Goals based advice

Goals Based Advice is providing recommendations to the client regarding the strategies, decisions, courses of conduct and effort; as well as tracking and making periodic adjustments in order to stay on course so that the client will have an increased chance of attaining their particular predetermined SMART goals.

Let’s face it Goals Based Advice isn’t new. But, what is new are tools that enable financial advisers to help their clients set SMART Goals; develop plans, strategies and models; track and review progress; and make appropriate adjustments to attain those goals.

Goals based advice makes sense as clients typically have multiple goals, risks, timeframes and probabilities of success.

Goals based financial planning is an interactive process that progresses clients through these phases:

  1. DiscoveryIdentify and evaluate your most important financial objectives as well as potential impediments.
  2. Determine the RouteEvaluate what is required to close any planning gaps and decide if the desired course is viable.
  3. Embark on the Journey:Implement the appropriate strategies identified above.
  4. Stay on CourseManage the results for the duration of the journey.

Goals Setting Process

Goals Questionnaire

When providing advice, ASIC requires that the client’s voice comes through loud and clear. However, setting goals is often a tough ask for clients.

On one end of the spectrum, if you provide no guidance regarding goals to clients you are likely to not get any goals from them. This list of prompts needs to take into account their age and whether they are working or retired.

But, on the other end of the spectrum, you don’t want to provide a list of “pre-packaged” goals either. ASIC takes a dim view when all your clients have the same goals. The trick is to find a comfortable medium. That is, provide a list of short prompts to help the client set goals. Enable them to set the urgency (high, medium, low) and timeframe (short, medium and long term) and then let them say, in their own words, what those goals mean to them (the client’s voice).

Clients need help from their financial adviser to help them turn their goals into SMART Goals during a valuable conversation.

SSpecific
MMeasurable
AAchievable
RRealistic
TTime bound

Goals Setting Tools

When the adviser meets with the client, either face to face or remotely, the adviser can help the client identify (if they haven’t already) or, finalise their specific goals, evaluate whether they are achievable (eg. sufficient cashflow), measurable, realistic (personal circumstances, affordability, risk and return) in today’s climate and market conditions and time bound, and agree the priority order,

The adviser uses the Goals Tool to strengthen the client’s goals so that they are: Specific, Measurable, Achievable, Reasonable & Time Bound (SMART). The goal is then prioritised and rated against other goals to determine it’s priority or urgency and the progress of the goal is determined and tracked over time.

Adviser file notes can also be added and a report generated showing that the adviser has explored the subject matter of the client goals and their broader circumstances as required by ASIC.

At review meetings the progress of each goal can be tracked to completion and then archived once the goal is achieved or if the client decides to discontinue the goal.

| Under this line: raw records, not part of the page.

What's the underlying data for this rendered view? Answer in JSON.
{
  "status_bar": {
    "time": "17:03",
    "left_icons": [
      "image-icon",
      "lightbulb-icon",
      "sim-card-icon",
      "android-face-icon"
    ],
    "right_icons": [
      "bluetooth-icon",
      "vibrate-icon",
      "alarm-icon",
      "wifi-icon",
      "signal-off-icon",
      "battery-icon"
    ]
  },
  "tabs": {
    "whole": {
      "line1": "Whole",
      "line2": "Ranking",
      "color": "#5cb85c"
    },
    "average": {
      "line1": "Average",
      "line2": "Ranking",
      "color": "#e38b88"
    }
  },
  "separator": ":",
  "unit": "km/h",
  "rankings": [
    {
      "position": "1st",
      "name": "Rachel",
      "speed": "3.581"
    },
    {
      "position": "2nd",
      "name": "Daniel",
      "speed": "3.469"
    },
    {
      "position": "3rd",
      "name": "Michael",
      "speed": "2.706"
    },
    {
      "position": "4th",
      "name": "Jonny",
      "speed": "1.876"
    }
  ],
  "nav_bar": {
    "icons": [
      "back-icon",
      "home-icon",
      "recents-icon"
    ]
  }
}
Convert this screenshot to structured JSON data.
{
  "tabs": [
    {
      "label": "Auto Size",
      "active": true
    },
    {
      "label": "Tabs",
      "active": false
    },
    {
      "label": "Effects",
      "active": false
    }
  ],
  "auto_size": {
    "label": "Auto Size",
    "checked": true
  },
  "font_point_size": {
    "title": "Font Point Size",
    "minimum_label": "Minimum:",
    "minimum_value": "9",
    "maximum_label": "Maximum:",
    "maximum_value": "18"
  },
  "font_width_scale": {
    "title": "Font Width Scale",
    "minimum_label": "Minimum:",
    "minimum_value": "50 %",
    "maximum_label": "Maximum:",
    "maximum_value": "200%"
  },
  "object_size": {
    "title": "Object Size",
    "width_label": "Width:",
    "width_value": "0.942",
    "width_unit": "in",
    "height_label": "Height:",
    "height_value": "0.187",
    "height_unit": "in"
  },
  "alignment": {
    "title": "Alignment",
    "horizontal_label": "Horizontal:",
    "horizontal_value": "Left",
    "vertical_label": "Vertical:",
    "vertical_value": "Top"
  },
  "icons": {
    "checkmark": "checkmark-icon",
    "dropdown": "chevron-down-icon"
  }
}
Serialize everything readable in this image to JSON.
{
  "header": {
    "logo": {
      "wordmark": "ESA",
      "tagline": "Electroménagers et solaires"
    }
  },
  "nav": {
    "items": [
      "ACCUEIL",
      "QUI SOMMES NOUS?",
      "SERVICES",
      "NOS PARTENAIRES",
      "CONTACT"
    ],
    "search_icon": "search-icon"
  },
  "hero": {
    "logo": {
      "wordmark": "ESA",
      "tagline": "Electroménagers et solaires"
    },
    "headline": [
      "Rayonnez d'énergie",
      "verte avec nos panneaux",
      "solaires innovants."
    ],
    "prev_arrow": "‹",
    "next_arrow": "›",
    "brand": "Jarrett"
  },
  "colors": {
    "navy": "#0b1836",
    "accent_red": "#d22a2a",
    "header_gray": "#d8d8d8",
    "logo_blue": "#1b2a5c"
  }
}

There does not seem to be an official definition for Goals Based Advice.

Goals-based wealth management was defined by Das et. al. (2018) as a process that focuses on helping investors realize their goals, both short-term and long-term, through a portfolio management method primarily focused on reaching well-defined financial goals. “Risk” is defined as “not meeting their goals”.

Although goals-based wealth management was pioneered in the early to mid 2000s the concept did not gain much traction until 2010 where it was typically focused on investment goals within an asset allocation framework.